Don't have anxiety about anxiety. Some say that the goal of terrorists is to create panic and to paralyze the country. While there are some negative effects of anxiety, there is no reason to fear that it will bring us to our knees. During World War II, London was subjected to severe "blitz" bombing every night in the Battle of Britain. People spent many nights in air raid shelters. The danger was real, and there were grounds for anxiety, but England survived.

The anxiety reducing power of prayer is widely recognized. After the attack on September 11, people of all faiths held special prayer services. One might ask, "Why turn to G-d? After all, He let the disaster happen, didn't He?"

Let me illustrate the answer with a story.

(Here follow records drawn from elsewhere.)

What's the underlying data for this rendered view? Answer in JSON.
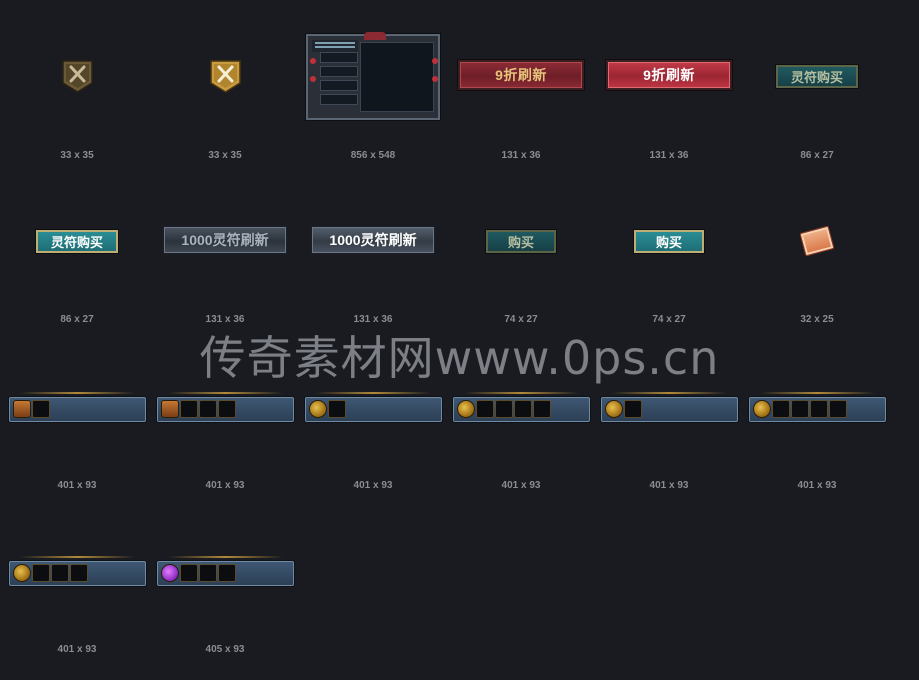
{
  "assets": {
    "close_dark_dims": "33 x 35",
    "close_gold_dims": "33 x 35",
    "panel_dims": "856 x 548",
    "refresh_discount_label": "9折刷新",
    "refresh_discount_dims": "131 x 36",
    "refresh_discount_hover_label": "9折刷新",
    "refresh_discount_hover_dims": "131 x 36",
    "buy_talisman_label": "灵符购买",
    "buy_talisman_dims": "86 x 27",
    "buy_talisman_hover_label": "灵符购买",
    "buy_talisman_hover_dims": "86 x 27",
    "refresh_1000_label": "1000灵符刷新",
    "refresh_1000_dims": "131 x 36",
    "refresh_1000_hover_label": "1000灵符刷新",
    "refresh_1000_hover_dims": "131 x 36",
    "buy_label": "购买",
    "buy_dims": "74 x 27",
    "buy_hover_label": "购买",
    "buy_hover_dims": "74 x 27",
    "scroll_dims": "32 x 25",
    "bar1_dims": "401 x 93",
    "bar2_dims": "401 x 93",
    "bar3_dims": "401 x 93",
    "bar4_dims": "401 x 93",
    "bar5_dims": "401 x 93",
    "bar6_dims": "401 x 93",
    "bar7_dims": "401 x 93",
    "bar8_dims": "405 x 93"
  },
  "watermark": "传奇素材网www.0ps.cn",
  "icons": {
    "close": "x-icon",
    "scroll": "scroll-icon",
    "slot_icon": "orb-icon"
  },
  "colors": {
    "background": "#1a1b20",
    "caption": "#8a8c92",
    "red_button": "#8c2c36",
    "teal_button": "#1f5a60",
    "steel_button": "#4a5460",
    "bar": "#3f5874"
  }
}
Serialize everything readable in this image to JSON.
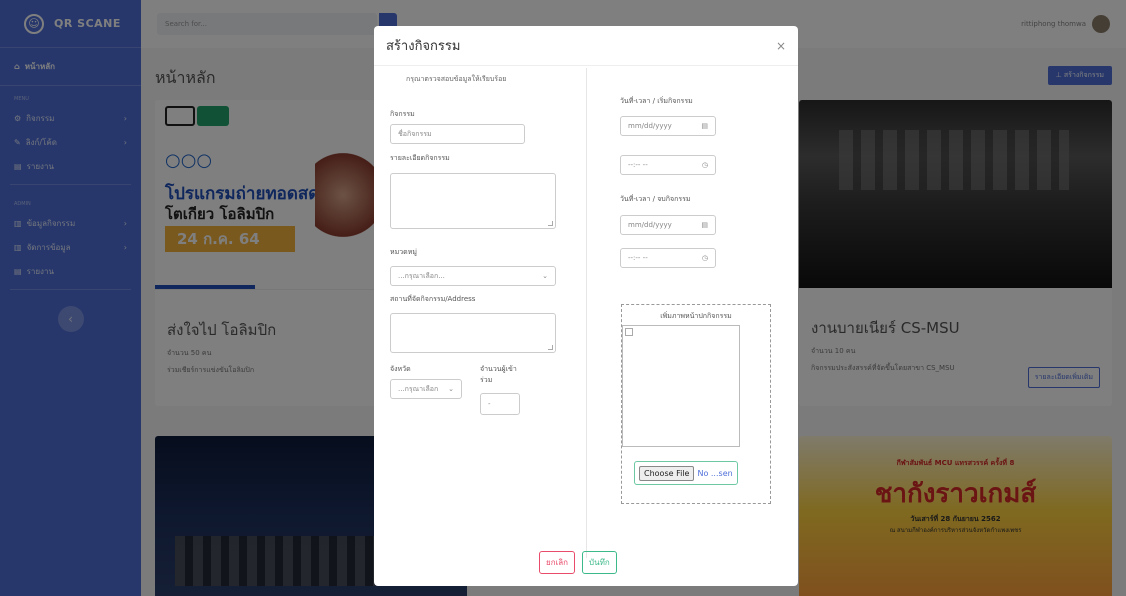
{
  "brand": {
    "name": "QR SCANE"
  },
  "sidebar": {
    "home": "หน้าหลัก",
    "heading_menu": "MENU",
    "heading_admin": "ADMIN",
    "items": [
      {
        "label": "กิจกรรม"
      },
      {
        "label": "ลิงก์/โค้ด"
      },
      {
        "label": "รายงาน"
      }
    ],
    "admin_items": [
      {
        "label": "ข้อมูลกิจกรรม"
      },
      {
        "label": "จัดการข้อมูล"
      },
      {
        "label": "รายงาน"
      }
    ]
  },
  "topbar": {
    "search_placeholder": "Search for...",
    "user_name": "rittiphong thomwa"
  },
  "page": {
    "title": "หน้าหลัก",
    "create_button": "สร้างกิจกรรม"
  },
  "cards": [
    {
      "title": "ส่งใจไป โอลิมปิก",
      "count": "จำนวน 50 คน",
      "desc": "ร่วมเชียร์การแข่งขันโอลิมปิก",
      "image_text_1": "โปรแกรมถ่ายทอดสด",
      "image_text_2": "โตเกียว โอลิมปิก",
      "image_text_3": "24 ก.ค. 64"
    },
    {
      "title": "งานบายเนียร์ CS-MSU",
      "count": "จำนวน 10 คน",
      "desc": "กิจกรรมประสังสรรค์ที่จัดขึ้นโดยสาขา CS_MSU",
      "button": "รายละเอียดเพิ่มเติม"
    },
    {
      "image_text_1": "กีฬาสัมพันธ์ MCU แทรสวรรค์ ครั้งที่ 8",
      "image_text_2": "ชากังราวเกมส์",
      "image_text_3": "วันเสาร์ที่ 28 กันยายน 2562",
      "image_text_4": "ณ สนามกีฬาองค์การบริหารส่วนจังหวัดกำแพงเพชร"
    }
  ],
  "modal": {
    "title": "สร้างกิจกรรม",
    "close": "×",
    "note": "กรุณาตรวจสอบข้อมูลให้เรียบร้อย",
    "activity_label": "กิจกรรม",
    "activity_placeholder": "ชื่อกิจกรรม",
    "detail_label": "รายละเอียดกิจกรรม",
    "category_label": "หมวดหมู่",
    "category_value": "...กรุณาเลือก...",
    "location_label": "สถานที่จัดกิจกรรม/Address",
    "province_label": "จังหวัด",
    "province_value": "...กรุณาเลือก",
    "participants_label_1": "จำนวนผู้เข้า",
    "participants_label_2": "ร่วม",
    "participants_value": "-",
    "start_label": "วันที่-เวลา / เริ่มกิจกรรม",
    "end_label": "วันที่-เวลา / จบกิจกรรม",
    "date_placeholder": "mm/dd/yyyy",
    "time_placeholder": "--:-- --",
    "image_caption": "เพิ่มภาพหน้าปกกิจกรรม",
    "file_button": "Choose File",
    "file_status": "No ...sen",
    "cancel": "ยกเลิก",
    "save": "บันทึก"
  },
  "colors": {
    "primary": "#4e6fd9",
    "danger": "#e94c6b",
    "success": "#3cb98a"
  }
}
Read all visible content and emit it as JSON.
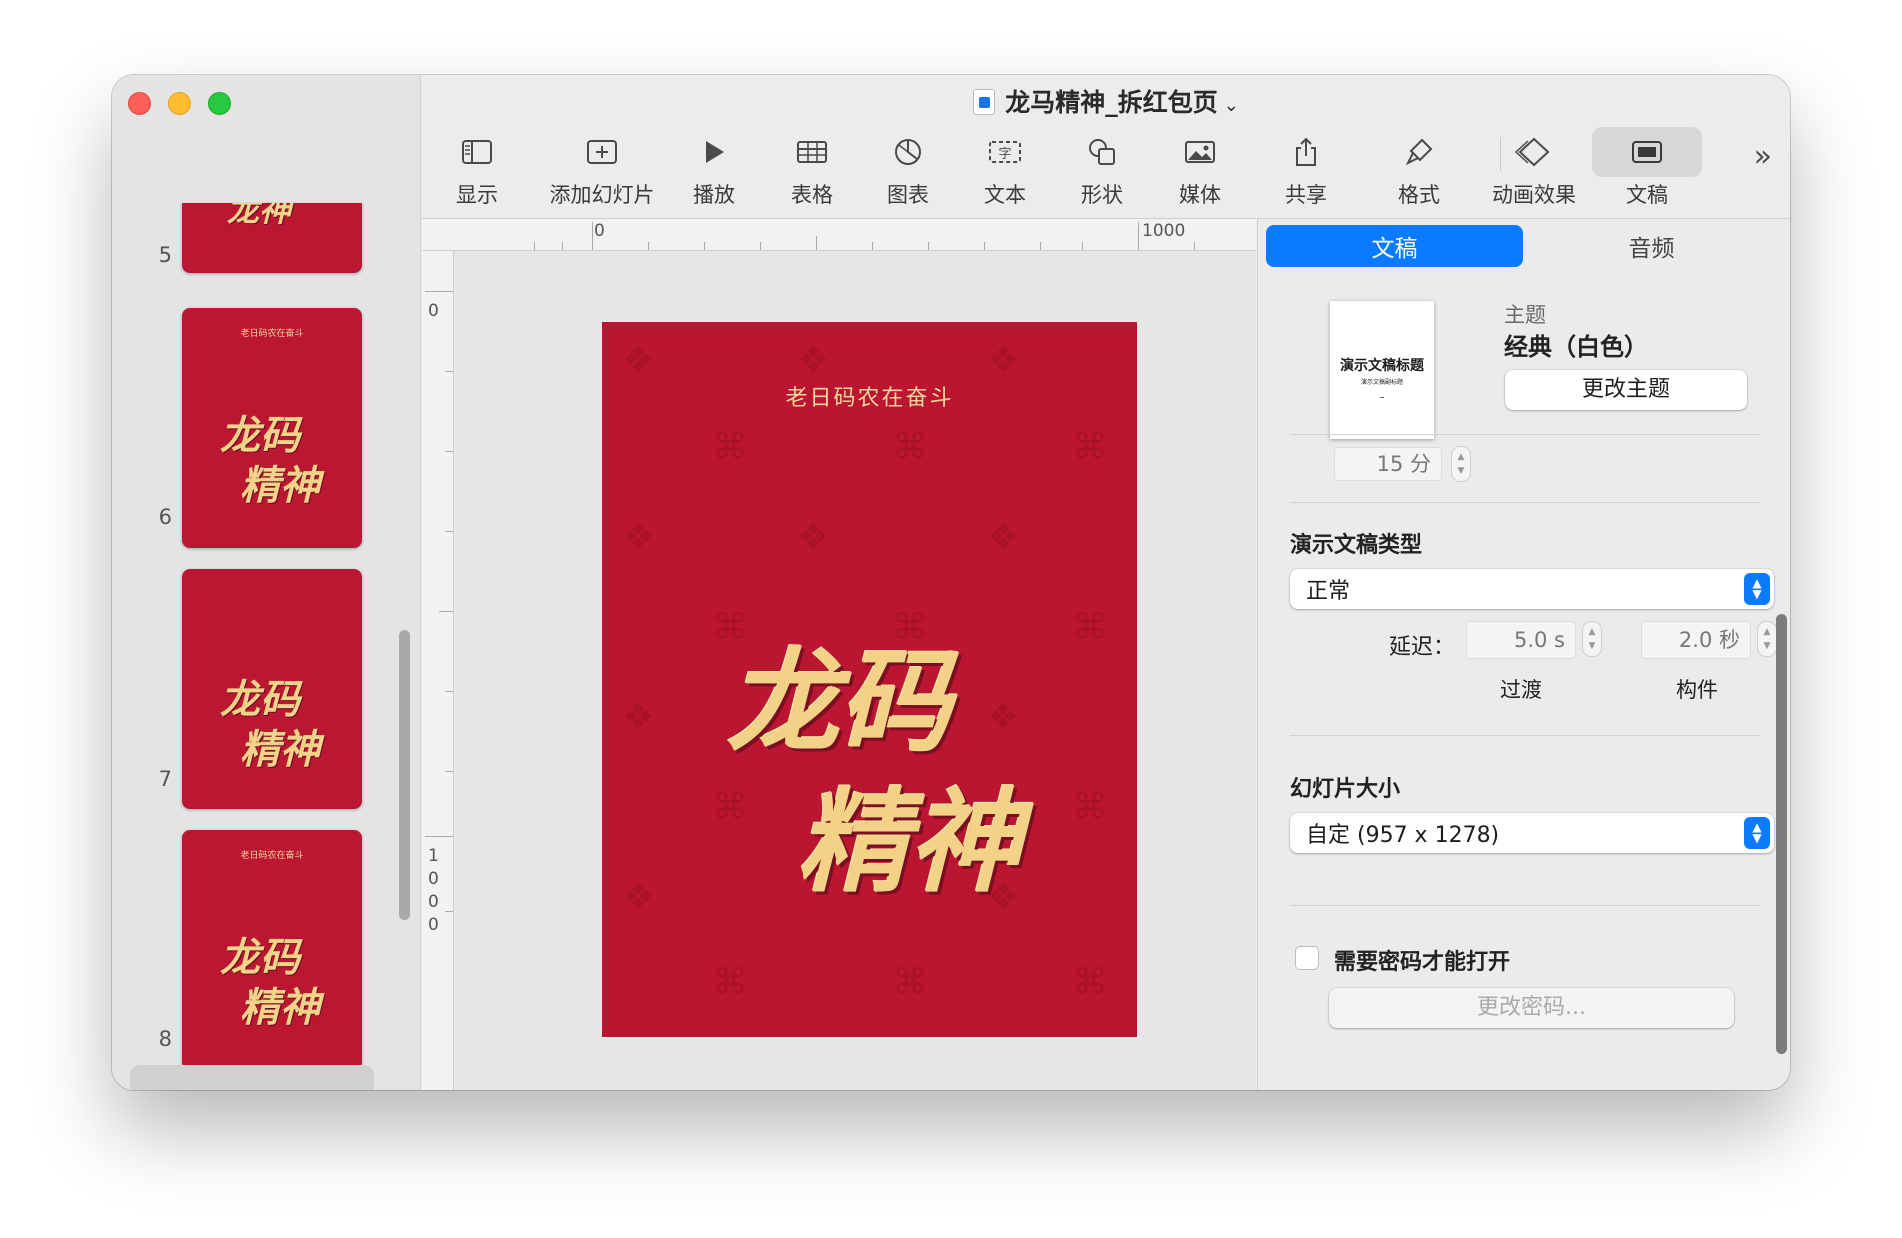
{
  "window": {
    "title": "龙马精神_拆红包页"
  },
  "sidebar": {
    "slides": [
      {
        "number": "5"
      },
      {
        "number": "6",
        "subtitle": "老日码农在奋斗",
        "title_line1": "龙码",
        "title_line2": "精神"
      },
      {
        "number": "7",
        "title_line1": "龙码",
        "title_line2": "精神"
      },
      {
        "number": "8",
        "subtitle": "老日码农在奋斗",
        "title_line1": "龙码",
        "title_line2": "精神"
      }
    ]
  },
  "toolbar": {
    "items": [
      {
        "label": "显示",
        "icon": "sidebar-icon"
      },
      {
        "label": "添加幻灯片",
        "icon": "add-slide-icon"
      },
      {
        "label": "播放",
        "icon": "play-icon"
      },
      {
        "label": "表格",
        "icon": "table-icon"
      },
      {
        "label": "图表",
        "icon": "chart-icon"
      },
      {
        "label": "文本",
        "icon": "text-icon"
      },
      {
        "label": "形状",
        "icon": "shape-icon"
      },
      {
        "label": "媒体",
        "icon": "media-icon"
      },
      {
        "label": "共享",
        "icon": "share-icon"
      },
      {
        "label": "格式",
        "icon": "format-brush-icon"
      },
      {
        "label": "动画效果",
        "icon": "animate-icon"
      },
      {
        "label": "文稿",
        "icon": "document-icon"
      }
    ]
  },
  "ruler": {
    "h_labels": [
      "0",
      "1000"
    ],
    "v_label_zero": "0",
    "v_label_1000": [
      "1",
      "0",
      "0",
      "0"
    ]
  },
  "slide": {
    "subtitle": "老日码农在奋斗",
    "title_line1": "龙码",
    "title_line2": "精神",
    "background_color": "#bc1531",
    "text_color": "#f1d287"
  },
  "inspector": {
    "tabs": [
      "文稿",
      "音频"
    ],
    "theme_thumb": {
      "title": "演示文稿标题",
      "subtitle": "演示文稿副标题",
      "dash": "–"
    },
    "theme_label": "主题",
    "theme_name": "经典（白色）",
    "change_theme": "更改主题",
    "duration_value": "15 分",
    "presentation_type_label": "演示文稿类型",
    "presentation_type_value": "正常",
    "delay_label": "延迟：",
    "transition_value": "5.0 s",
    "transition_label": "过渡",
    "build_value": "2.0 秒",
    "build_label": "构件",
    "slide_size_label": "幻灯片大小",
    "slide_size_value": "自定 (957 x 1278)",
    "password_label": "需要密码才能打开",
    "change_password": "更改密码..."
  }
}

In a pediatrician's office, a mother was holding her one year old infant who was jolly and playful. When the white clad doctor appeared, the child emitted a loud cry of anguish and held onto mother for dear life. He remembered how he twice suffered pain when the white clad person jabbed him with a sharp needle.

When the mother took the child into the treatment room, he kicked and screamed. When she restrained him so that the doctor could give him the life-saving immunization injection, he fought the mother, kicking and biting her.

The child was no doubt bewildered. "Why is my mother, who loves and protects me, collaborating with this horrible person who always hurts me?" The child had no way of understanding the purpose of this painful procedure.

The doctor left after administering the injection, and the child promptly embraced the mother, whimpering in her arms. But why did the child turn to his mother for security? Wasn't she the one who had turned against him and joined with the enemy to hurt him? Yes, indeed. Nevertheless, the child knew that his mother loved him and would protect him, although he could not make any sense of her complicity in hurting him.

When disaster strikes, we may be angry with G-d. But after the acute assault is over, we, like the infant, turn to the One Who we believe loves us, and ask for His protection.

I attended a meeting of recovering alcoholics, where each person spoke briefly about how sobriety had improved his or her life. The very last speaker said: "I have been sober for four years, and I wish I could tell you that my life has improved. My company downsized and I was let go. I have not been able to find a job. My wife divorced me and took custody of the children. I was unable to keep up the mortgage payments, and they foreclosed on my house. Last week the finance company repossessed my car. But I can't believe that G-d has brought me this far, only to walk out on me now".

Sometimes we may feel abandoned by G-d, but the very fact that we exist is testimony that He has not abandoned us.

Previously:

Knowing what to expect
Psychological fallout in the shadow of terrorism
Self-esteem in the face of world terrorism


Abraham J. Twerski, M.D. is a psychiatrist and ordained rabbi. He is the founder of the Gateway Rehabilitation Center in Pittsburgh, a leading center for addiction treatment. An Associate Professor of Psychiatry at the University of Pittsburgh School of Medicine, he is a prolific author, with some 30 books to his credit. He has recently launched a new 12 step program for self esteem development www.12steps2selfesteem.com Send your comments by clicking here.

© 2002, Abraham J. Twerski, M.D.